Task directions → Determine how many lines of the data below contain "vCard", then give only that number.

Dataset rows describing interfaces:
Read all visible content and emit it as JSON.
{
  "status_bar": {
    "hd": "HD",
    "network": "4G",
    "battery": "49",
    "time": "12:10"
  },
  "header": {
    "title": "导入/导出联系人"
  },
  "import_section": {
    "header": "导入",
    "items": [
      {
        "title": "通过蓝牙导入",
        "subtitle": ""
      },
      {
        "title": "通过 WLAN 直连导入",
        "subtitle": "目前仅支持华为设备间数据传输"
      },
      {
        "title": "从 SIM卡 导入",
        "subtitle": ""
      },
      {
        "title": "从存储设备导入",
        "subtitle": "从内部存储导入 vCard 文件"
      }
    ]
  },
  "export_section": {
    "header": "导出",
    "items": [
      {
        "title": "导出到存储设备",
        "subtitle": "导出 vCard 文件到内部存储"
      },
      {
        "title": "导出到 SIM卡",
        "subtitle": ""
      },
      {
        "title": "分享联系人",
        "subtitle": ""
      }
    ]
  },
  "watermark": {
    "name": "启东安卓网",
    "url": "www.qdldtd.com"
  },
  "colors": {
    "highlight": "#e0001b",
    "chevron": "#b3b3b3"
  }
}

Solved problem → 2